> Exercise instructions
Please restate the data word for word, leaving out no line.

> Given data

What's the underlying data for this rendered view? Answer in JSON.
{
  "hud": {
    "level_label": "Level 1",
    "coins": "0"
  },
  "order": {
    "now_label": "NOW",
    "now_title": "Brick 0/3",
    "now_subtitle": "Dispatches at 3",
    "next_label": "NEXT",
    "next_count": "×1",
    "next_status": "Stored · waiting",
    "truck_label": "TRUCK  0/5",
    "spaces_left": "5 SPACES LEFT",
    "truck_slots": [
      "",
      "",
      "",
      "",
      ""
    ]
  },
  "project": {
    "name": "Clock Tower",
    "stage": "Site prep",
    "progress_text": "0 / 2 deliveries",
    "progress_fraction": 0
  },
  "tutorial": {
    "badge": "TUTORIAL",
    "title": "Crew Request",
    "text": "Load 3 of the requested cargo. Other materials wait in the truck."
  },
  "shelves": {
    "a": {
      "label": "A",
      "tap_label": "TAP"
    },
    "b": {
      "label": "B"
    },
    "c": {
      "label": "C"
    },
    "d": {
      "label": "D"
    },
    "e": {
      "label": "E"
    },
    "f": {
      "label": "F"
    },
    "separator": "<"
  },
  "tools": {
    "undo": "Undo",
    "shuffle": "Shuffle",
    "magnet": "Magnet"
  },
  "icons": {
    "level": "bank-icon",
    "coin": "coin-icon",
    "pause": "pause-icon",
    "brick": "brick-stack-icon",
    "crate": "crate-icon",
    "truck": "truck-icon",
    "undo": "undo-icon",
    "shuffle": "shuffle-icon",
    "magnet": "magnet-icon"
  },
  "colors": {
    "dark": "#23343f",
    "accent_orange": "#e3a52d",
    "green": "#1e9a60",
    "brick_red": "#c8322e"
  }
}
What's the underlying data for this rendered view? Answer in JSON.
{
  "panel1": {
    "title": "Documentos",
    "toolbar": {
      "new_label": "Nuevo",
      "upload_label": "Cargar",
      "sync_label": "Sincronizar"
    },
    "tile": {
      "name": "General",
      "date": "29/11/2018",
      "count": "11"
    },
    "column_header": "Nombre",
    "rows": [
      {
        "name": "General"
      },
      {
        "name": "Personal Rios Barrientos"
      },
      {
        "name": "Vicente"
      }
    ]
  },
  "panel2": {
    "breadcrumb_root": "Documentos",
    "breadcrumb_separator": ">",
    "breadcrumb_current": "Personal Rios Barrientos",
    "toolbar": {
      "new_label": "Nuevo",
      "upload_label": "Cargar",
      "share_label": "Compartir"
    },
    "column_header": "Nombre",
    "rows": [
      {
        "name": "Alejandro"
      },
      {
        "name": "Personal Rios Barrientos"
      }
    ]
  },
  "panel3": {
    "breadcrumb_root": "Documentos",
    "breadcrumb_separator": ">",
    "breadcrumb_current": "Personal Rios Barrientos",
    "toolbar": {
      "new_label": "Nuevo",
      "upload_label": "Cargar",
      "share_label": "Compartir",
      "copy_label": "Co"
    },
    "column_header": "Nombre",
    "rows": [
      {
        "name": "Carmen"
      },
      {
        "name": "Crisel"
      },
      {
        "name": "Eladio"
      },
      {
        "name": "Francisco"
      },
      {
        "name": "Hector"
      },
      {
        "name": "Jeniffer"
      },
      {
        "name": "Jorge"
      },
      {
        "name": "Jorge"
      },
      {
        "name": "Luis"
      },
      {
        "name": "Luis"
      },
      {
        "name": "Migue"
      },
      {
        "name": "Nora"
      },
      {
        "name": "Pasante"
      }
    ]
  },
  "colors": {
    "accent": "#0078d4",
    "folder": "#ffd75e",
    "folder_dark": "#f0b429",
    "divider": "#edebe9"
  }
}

> Answer to the exercise
What's the underlying data for this rendered view? Answer in JSON.
{
  "hud": {
    "level_label": "Level 1",
    "coins": "0"
  },
  "order": {
    "now_label": "NOW",
    "now_title": "Brick 0/3",
    "now_subtitle": "Dispatches at 3",
    "next_label": "NEXT",
    "next_count": "×1",
    "next_status": "Stored · waiting",
    "truck_label": "TRUCK  0/5",
    "spaces_left": "5 SPACES LEFT",
    "truck_slots": [
      "",
      "",
      "",
      "",
      ""
    ]
  },
  "project": {
    "name": "Clock Tower",
    "stage": "Site prep",
    "progress_text": "0 / 2 deliveries",
    "progress_fraction": 0
  },
  "tutorial": {
    "badge": "TUTORIAL",
    "title": "Crew Request",
    "text": "Load 3 of the requested cargo. Other materials wait in the truck."
  },
  "shelves": {
    "a": {
      "label": "A",
      "tap_label": "TAP"
    },
    "b": {
      "label": "B"
    },
    "c": {
      "label": "C"
    },
    "d": {
      "label": "D"
    },
    "e": {
      "label": "E"
    },
    "f": {
      "label": "F"
    },
    "separator": "<"
  },
  "tools": {
    "undo": "Undo",
    "shuffle": "Shuffle",
    "magnet": "Magnet"
  },
  "icons": {
    "level": "bank-icon",
    "coin": "coin-icon",
    "pause": "pause-icon",
    "brick": "brick-stack-icon",
    "crate": "crate-icon",
    "truck": "truck-icon",
    "undo": "undo-icon",
    "shuffle": "shuffle-icon",
    "magnet": "magnet-icon"
  },
  "colors": {
    "dark": "#23343f",
    "accent_orange": "#e3a52d",
    "green": "#1e9a60",
    "brick_red": "#c8322e"
  }
}
What's the underlying data for this rendered view? Answer in JSON.
{
  "panel1": {
    "title": "Documentos",
    "toolbar": {
      "new_label": "Nuevo",
      "upload_label": "Cargar",
      "sync_label": "Sincronizar"
    },
    "tile": {
      "name": "General",
      "date": "29/11/2018",
      "count": "11"
    },
    "column_header": "Nombre",
    "rows": [
      {
        "name": "General"
      },
      {
        "name": "Personal Rios Barrientos"
      },
      {
        "name": "Vicente"
      }
    ]
  },
  "panel2": {
    "breadcrumb_root": "Documentos",
    "breadcrumb_separator": ">",
    "breadcrumb_current": "Personal Rios Barrientos",
    "toolbar": {
      "new_label": "Nuevo",
      "upload_label": "Cargar",
      "share_label": "Compartir"
    },
    "column_header": "Nombre",
    "rows": [
      {
        "name": "Alejandro"
      },
      {
        "name": "Personal Rios Barrientos"
      }
    ]
  },
  "panel3": {
    "breadcrumb_root": "Documentos",
    "breadcrumb_separator": ">",
    "breadcrumb_current": "Personal Rios Barrientos",
    "toolbar": {
      "new_label": "Nuevo",
      "upload_label": "Cargar",
      "share_label": "Compartir",
      "copy_label": "Co"
    },
    "column_header": "Nombre",
    "rows": [
      {
        "name": "Carmen"
      },
      {
        "name": "Crisel"
      },
      {
        "name": "Eladio"
      },
      {
        "name": "Francisco"
      },
      {
        "name": "Hector"
      },
      {
        "name": "Jeniffer"
      },
      {
        "name": "Jorge"
      },
      {
        "name": "Jorge"
      },
      {
        "name": "Luis"
      },
      {
        "name": "Luis"
      },
      {
        "name": "Migue"
      },
      {
        "name": "Nora"
      },
      {
        "name": "Pasante"
      }
    ]
  },
  "colors": {
    "accent": "#0078d4",
    "folder": "#ffd75e",
    "folder_dark": "#f0b429",
    "divider": "#edebe9"
  }
}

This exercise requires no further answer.